Today, dealerships need a website that provides a personalized shopping experience and allows the shopper to have a social connection and feel that they know the people with whom they are planning to do business. How did we get here and where will we go next? Let’s examine the path we tookto where we are today and then peer in to the future and what our online shopping experience may look like in years to come.
Dealerships started putting up websites in the nineties. Some with inventory and pricing and some without. Many did this on their own with the help from a smart niece or nephew. Others hired companies that both specialized in automotive and those that did not to help them. Some resisted the need for a website, but with the rise of website providing vendors and mass adoption this resistance was futile. Dealership websites moved from an extravagance to a necessity with light speed.
Over the next 15 years, websites came a long way. Inventory was always up to date, staff photos and bios were added, lead forms, landing pages and more made these sites extremely functional and adequate. Chat was added so that customers could get answers to questions in real time and set service appointments without calling and sitting on hold. Everything seemed in order until a great disruptor arrived. This disruption came not from a new dealership website provider or OEM, it was Amazon and other online retailers that changed customer expectations forever.
As most Americans became accustomed to a personalized shopping experience for shoes, toys and other inexpensive products, they wanted the same when shopping for more expensive products like cars. Dealership websites needed to move from necessity to customization. Website providers scrambled and most are still scrambling to provide this type of customer experience on the websites they provide to automotive dealerships.
As if this monumental change in customer expectations for the online shopping experience was not enough, social media stomped in and changed everything again. Customers now don’t just want a customized experience while shopping online, they want to know who they are shopping with personally. They expected to be engaged with the story of the dealer, dealership and the people that work in the dealership and they want all of this up to date on the dealership website. Shoppers now expect to have a personal or “Social” relationship with businesses and their people.
“We switched from a very popular website provider to a customizable site from another provider two and a half months ago, and have been blown away by our new website’s performance! Our bounce rate has been cut in half, our organic traffic is now outranking paid and direct traffic. We have been able to customize every aspect of our website to reflect who we are as a dealership and create a user-friendly experience for our customers. Our web submissions are up 76%, bounce rate down from 45% to 17% and our SEO score is up to 91 from 67. ” Kelsey Caskey Customer Experience Manager Frank Shoop Georgetown
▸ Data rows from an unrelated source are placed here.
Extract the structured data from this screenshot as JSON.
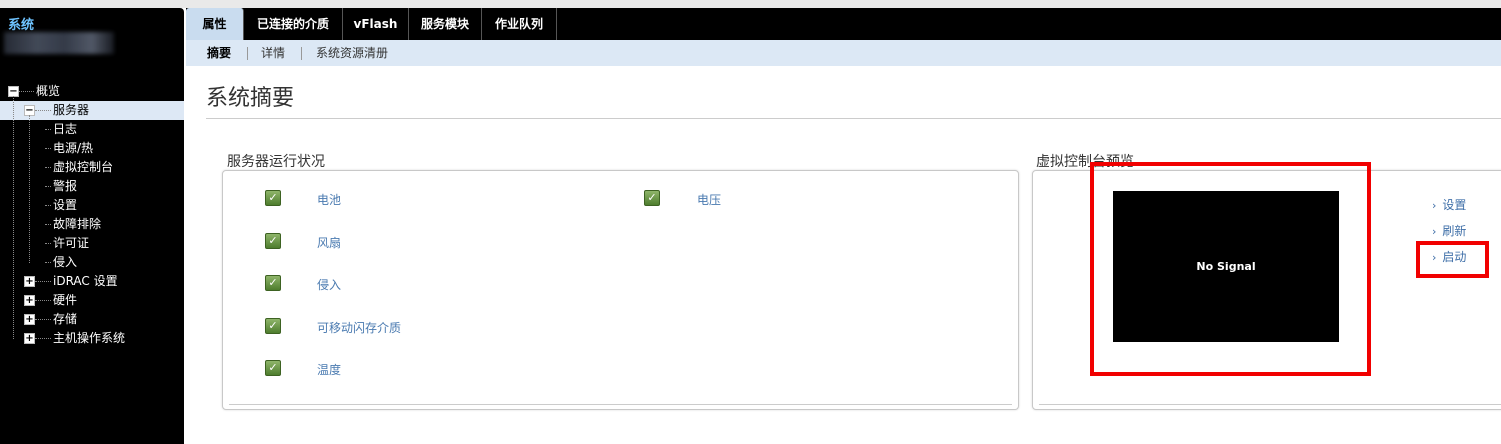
{
  "sidebar": {
    "title": "系统",
    "tree": [
      {
        "label": "概览",
        "level": 0,
        "expander": "−"
      },
      {
        "label": "服务器",
        "level": 1,
        "expander": "−",
        "selected": true
      },
      {
        "label": "日志",
        "level": 2
      },
      {
        "label": "电源/热",
        "level": 2
      },
      {
        "label": "虚拟控制台",
        "level": 2
      },
      {
        "label": "警报",
        "level": 2
      },
      {
        "label": "设置",
        "level": 2
      },
      {
        "label": "故障排除",
        "level": 2
      },
      {
        "label": "许可证",
        "level": 2
      },
      {
        "label": "侵入",
        "level": 2
      },
      {
        "label": "iDRAC 设置",
        "level": 1,
        "expander": "+"
      },
      {
        "label": "硬件",
        "level": 1,
        "expander": "+"
      },
      {
        "label": "存储",
        "level": 1,
        "expander": "+"
      },
      {
        "label": "主机操作系统",
        "level": 1,
        "expander": "+"
      }
    ]
  },
  "tabs": [
    {
      "label": "属性",
      "active": true
    },
    {
      "label": "已连接的介质"
    },
    {
      "label": "vFlash"
    },
    {
      "label": "服务模块"
    },
    {
      "label": "作业队列"
    }
  ],
  "subtabs": [
    {
      "label": "摘要",
      "active": true
    },
    {
      "label": "详情"
    },
    {
      "label": "系统资源清册"
    }
  ],
  "page_title": "系统摘要",
  "health": {
    "title": "服务器运行状况",
    "items_left": [
      "电池",
      "风扇",
      "侵入",
      "可移动闪存介质",
      "温度"
    ],
    "items_right": [
      "电压"
    ],
    "status_icon": "green-check-icon"
  },
  "console": {
    "title": "虚拟控制台预览",
    "screen_text": "No Signal",
    "links": [
      "设置",
      "刷新",
      "启动"
    ],
    "highlight_color": "#f10000"
  }
}
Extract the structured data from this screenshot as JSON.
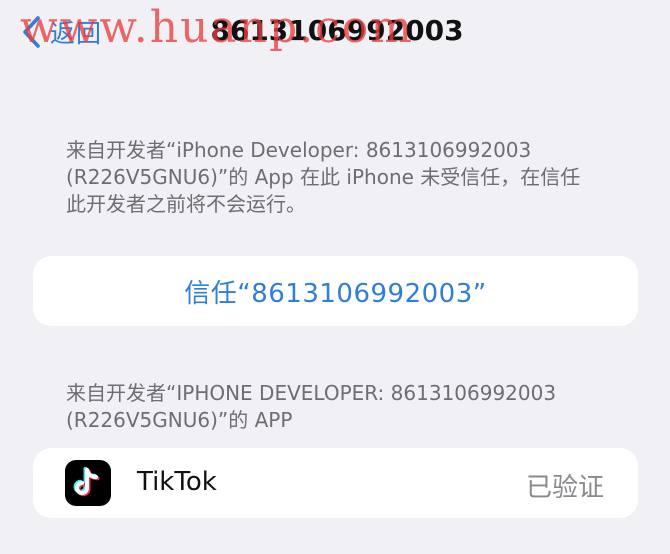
{
  "nav": {
    "back_label": "返回",
    "title": "8613106992003"
  },
  "watermark": "www.huanp.com",
  "developer_note": {
    "line1": "来自开发者“iPhone Developer: 8613106992003",
    "line2": "(R226V5GNU6)”的 App 在此 iPhone 未受信任，在信任",
    "line3": "此开发者之前将不会运行。"
  },
  "trust_button": {
    "label": "信任“8613106992003”"
  },
  "apps_section": {
    "header_line1": "来自开发者“IPHONE DEVELOPER: 8613106992003",
    "header_line2": "(R226V5GNU6)”的 APP"
  },
  "apps": [
    {
      "icon": "tiktok-logo-icon",
      "name": "TikTok",
      "status": "已验证"
    }
  ],
  "colors": {
    "background": "#f1f1f5",
    "accent": "#2f7ed8",
    "secondary_text": "#6d6d72",
    "status_text": "#8a8a8e",
    "watermark": "#e83e3e"
  }
}
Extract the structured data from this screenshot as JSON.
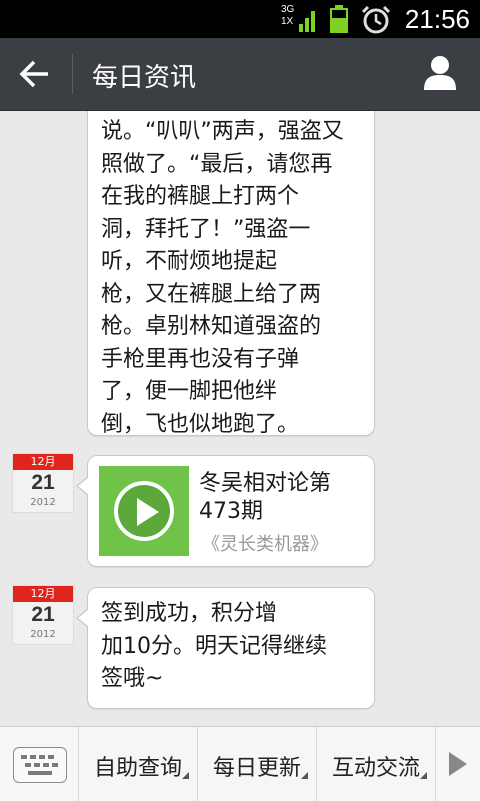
{
  "status_bar": {
    "network": "3G",
    "network_sub": "1X",
    "time": "21:56"
  },
  "header": {
    "title": "每日资讯"
  },
  "messages": [
    {
      "type": "text",
      "text": "说。“叭叭”两声，强盗又\n照做了。“最后，请您再\n在我的裤腿上打两个\n洞，拜托了！”强盗一\n听，不耐烦地提起\n枪，又在裤腿上给了两\n枪。卓别林知道强盗的\n手枪里再也没有子弹\n了，便一脚把他绊\n倒，飞也似地跑了。"
    },
    {
      "type": "article",
      "date": {
        "month": "12月",
        "day": "21",
        "year": "2012"
      },
      "title": "冬吴相对论第473期",
      "source": "《灵长类机器》"
    },
    {
      "type": "text",
      "date": {
        "month": "12月",
        "day": "21",
        "year": "2012"
      },
      "text": "签到成功，积分增\n加10分。明天记得继续\n签哦~"
    }
  ],
  "bottom_menu": {
    "items": [
      "自助查询",
      "每日更新",
      "互动交流"
    ]
  }
}
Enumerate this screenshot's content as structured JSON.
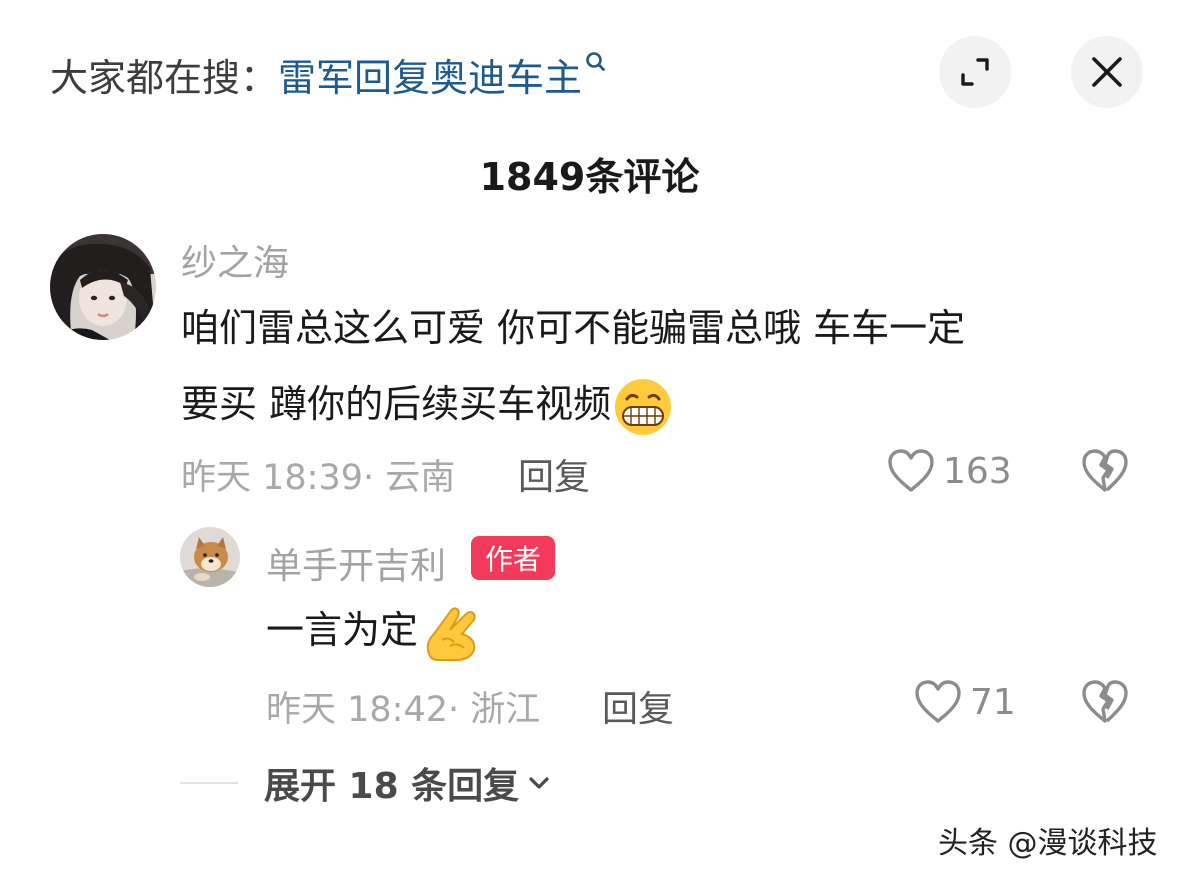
{
  "header": {
    "search_prefix": "大家都在搜：",
    "search_query": "雷军回复奥迪车主",
    "count_title": "1849条评论"
  },
  "comment": {
    "username": "纱之海",
    "text_line1": "咱们雷总这么可爱  你可不能骗雷总哦  车车一定",
    "text_line2": "要买  蹲你的后续买车视频",
    "meta": "昨天 18:39· 云南",
    "reply_label": "回复",
    "likes": "163"
  },
  "reply": {
    "username": "单手开吉利",
    "badge": "作者",
    "text": "一言为定",
    "meta": "昨天 18:42· 浙江",
    "reply_label": "回复",
    "likes": "71"
  },
  "expand": {
    "label": "展开 18 条回复"
  },
  "watermark": "头条 @漫谈科技",
  "icons": {
    "search": "search-icon",
    "expand": "expand-icon",
    "close": "close-icon",
    "like": "heart-icon",
    "dislike": "broken-heart-icon",
    "chevron": "chevron-down-icon"
  },
  "colors": {
    "query": "#1e5a8c",
    "badge": "#f33a5a",
    "muted": "#a8a8a8"
  }
}
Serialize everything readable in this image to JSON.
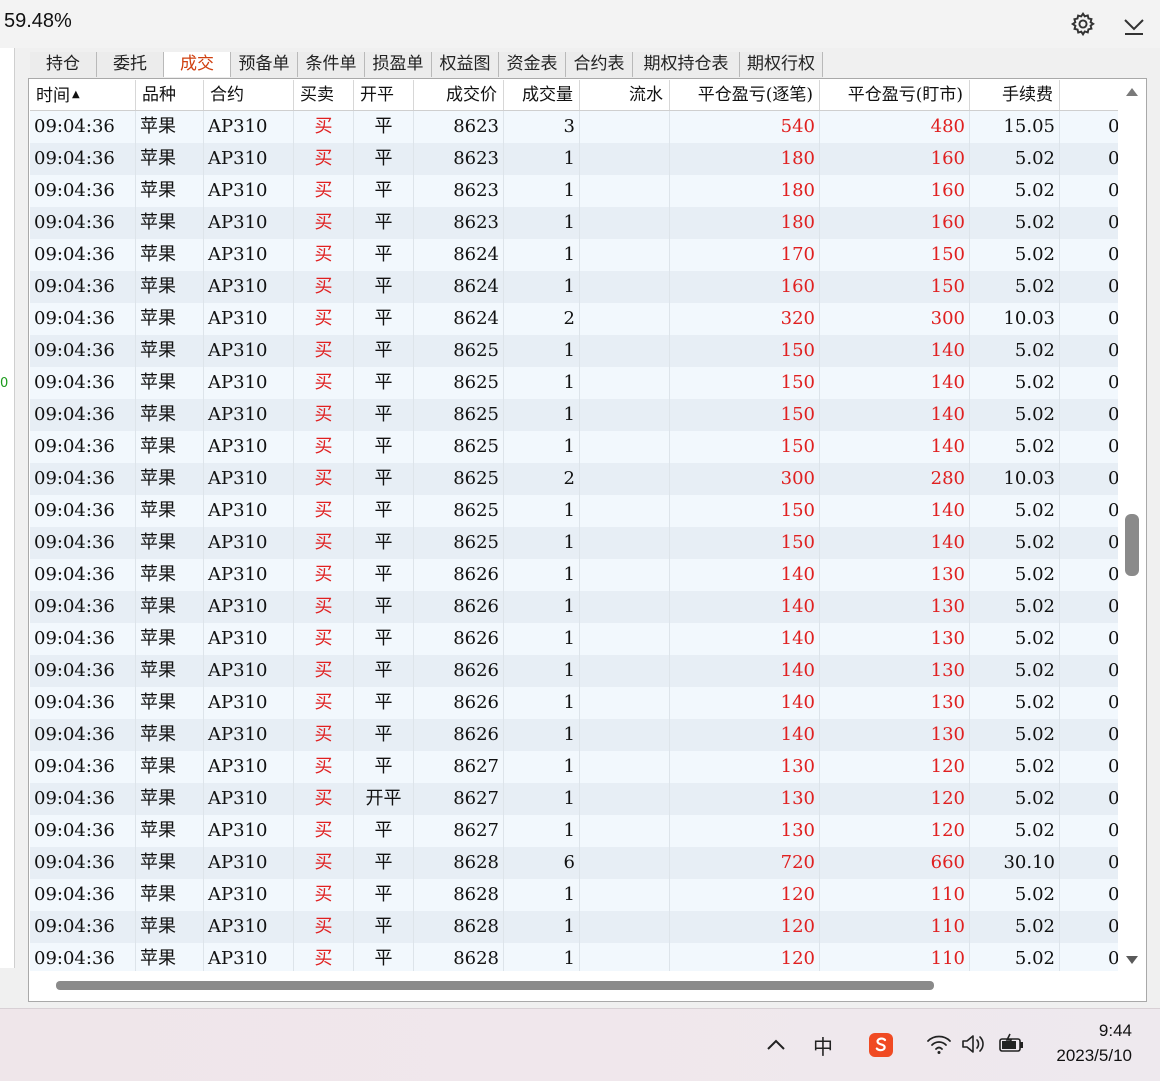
{
  "topbar": {
    "percent": "59.48%",
    "icons": [
      "gear-icon",
      "chevron-down-icon"
    ]
  },
  "leftstrip": {
    "mark": "0"
  },
  "tabs": [
    {
      "label": "持仓",
      "active": false
    },
    {
      "label": "委托",
      "active": false
    },
    {
      "label": "成交",
      "active": true
    },
    {
      "label": "预备单",
      "active": false
    },
    {
      "label": "条件单",
      "active": false
    },
    {
      "label": "损盈单",
      "active": false
    },
    {
      "label": "权益图",
      "active": false
    },
    {
      "label": "资金表",
      "active": false
    },
    {
      "label": "合约表",
      "active": false
    },
    {
      "label": "期权持仓表",
      "active": false
    },
    {
      "label": "期权行权",
      "active": false
    }
  ],
  "table": {
    "columns": [
      "时间",
      "品种",
      "合约",
      "买卖",
      "开平",
      "成交价",
      "成交量",
      "流水",
      "平仓盈亏(逐笔)",
      "平仓盈亏(盯市)",
      "手续费"
    ],
    "sort_column": "时间",
    "sort_indicator": "▲",
    "trailing_cell": "0",
    "rows": [
      [
        "09:04:36",
        "苹果",
        "AP310",
        "买",
        "平",
        "8623",
        "3",
        "",
        "540",
        "480",
        "15.05"
      ],
      [
        "09:04:36",
        "苹果",
        "AP310",
        "买",
        "平",
        "8623",
        "1",
        "",
        "180",
        "160",
        "5.02"
      ],
      [
        "09:04:36",
        "苹果",
        "AP310",
        "买",
        "平",
        "8623",
        "1",
        "",
        "180",
        "160",
        "5.02"
      ],
      [
        "09:04:36",
        "苹果",
        "AP310",
        "买",
        "平",
        "8623",
        "1",
        "",
        "180",
        "160",
        "5.02"
      ],
      [
        "09:04:36",
        "苹果",
        "AP310",
        "买",
        "平",
        "8624",
        "1",
        "",
        "170",
        "150",
        "5.02"
      ],
      [
        "09:04:36",
        "苹果",
        "AP310",
        "买",
        "平",
        "8624",
        "1",
        "",
        "160",
        "150",
        "5.02"
      ],
      [
        "09:04:36",
        "苹果",
        "AP310",
        "买",
        "平",
        "8624",
        "2",
        "",
        "320",
        "300",
        "10.03"
      ],
      [
        "09:04:36",
        "苹果",
        "AP310",
        "买",
        "平",
        "8625",
        "1",
        "",
        "150",
        "140",
        "5.02"
      ],
      [
        "09:04:36",
        "苹果",
        "AP310",
        "买",
        "平",
        "8625",
        "1",
        "",
        "150",
        "140",
        "5.02"
      ],
      [
        "09:04:36",
        "苹果",
        "AP310",
        "买",
        "平",
        "8625",
        "1",
        "",
        "150",
        "140",
        "5.02"
      ],
      [
        "09:04:36",
        "苹果",
        "AP310",
        "买",
        "平",
        "8625",
        "1",
        "",
        "150",
        "140",
        "5.02"
      ],
      [
        "09:04:36",
        "苹果",
        "AP310",
        "买",
        "平",
        "8625",
        "2",
        "",
        "300",
        "280",
        "10.03"
      ],
      [
        "09:04:36",
        "苹果",
        "AP310",
        "买",
        "平",
        "8625",
        "1",
        "",
        "150",
        "140",
        "5.02"
      ],
      [
        "09:04:36",
        "苹果",
        "AP310",
        "买",
        "平",
        "8625",
        "1",
        "",
        "150",
        "140",
        "5.02"
      ],
      [
        "09:04:36",
        "苹果",
        "AP310",
        "买",
        "平",
        "8626",
        "1",
        "",
        "140",
        "130",
        "5.02"
      ],
      [
        "09:04:36",
        "苹果",
        "AP310",
        "买",
        "平",
        "8626",
        "1",
        "",
        "140",
        "130",
        "5.02"
      ],
      [
        "09:04:36",
        "苹果",
        "AP310",
        "买",
        "平",
        "8626",
        "1",
        "",
        "140",
        "130",
        "5.02"
      ],
      [
        "09:04:36",
        "苹果",
        "AP310",
        "买",
        "平",
        "8626",
        "1",
        "",
        "140",
        "130",
        "5.02"
      ],
      [
        "09:04:36",
        "苹果",
        "AP310",
        "买",
        "平",
        "8626",
        "1",
        "",
        "140",
        "130",
        "5.02"
      ],
      [
        "09:04:36",
        "苹果",
        "AP310",
        "买",
        "平",
        "8626",
        "1",
        "",
        "140",
        "130",
        "5.02"
      ],
      [
        "09:04:36",
        "苹果",
        "AP310",
        "买",
        "平",
        "8627",
        "1",
        "",
        "130",
        "120",
        "5.02"
      ],
      [
        "09:04:36",
        "苹果",
        "AP310",
        "买",
        "开平",
        "8627",
        "1",
        "",
        "130",
        "120",
        "5.02"
      ],
      [
        "09:04:36",
        "苹果",
        "AP310",
        "买",
        "平",
        "8627",
        "1",
        "",
        "130",
        "120",
        "5.02"
      ],
      [
        "09:04:36",
        "苹果",
        "AP310",
        "买",
        "平",
        "8628",
        "6",
        "",
        "720",
        "660",
        "30.10"
      ],
      [
        "09:04:36",
        "苹果",
        "AP310",
        "买",
        "平",
        "8628",
        "1",
        "",
        "120",
        "110",
        "5.02"
      ],
      [
        "09:04:36",
        "苹果",
        "AP310",
        "买",
        "平",
        "8628",
        "1",
        "",
        "120",
        "110",
        "5.02"
      ],
      [
        "09:04:36",
        "苹果",
        "AP310",
        "买",
        "平",
        "8628",
        "1",
        "",
        "120",
        "110",
        "5.02"
      ]
    ]
  },
  "taskbar": {
    "ime_label": "中",
    "time": "9:44",
    "date": "2023/5/10",
    "icons": [
      "chevron-up-icon",
      "ime-icon",
      "sogou-icon",
      "wifi-icon",
      "volume-icon",
      "battery-icon"
    ]
  },
  "colors": {
    "sell_buy_red": "#e02020",
    "row_odd": "#f2f8fd",
    "row_even": "#e7eef5",
    "active_tab_text": "#d04010"
  }
}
A new tidal change in how customers shop is taking place now. For almost the entire history of the internet, shoppers would visit third party sites to do their research to determine which vehicle they wanted and browse dealership inventory. This behavior was fueled both by dealerships inadequate research material on their sites and the third parties’ ability to control customer search and keep dealerships out of the top results. This forced dealers to buy their in market shoppers back from the third party lead providers. The good news, this is coming to an end. Search engines are valuing local business more and dealerships are getting smarter with their search spend and ad design. Look for third party lead providers to shrink in the coming years as dealers steal back their business. The days when car shoppers drove from dealership to dealership might never come back, but shoppers going from dealer website to dealer website is becoming the norm.
Online shopping evolves far quicker than physical shopping. It has evolved more in the last twenty years than shopping malls and markets have changed throughout history. Change has become the new norm and dealerships need to keep up to keep from becoming obsolete.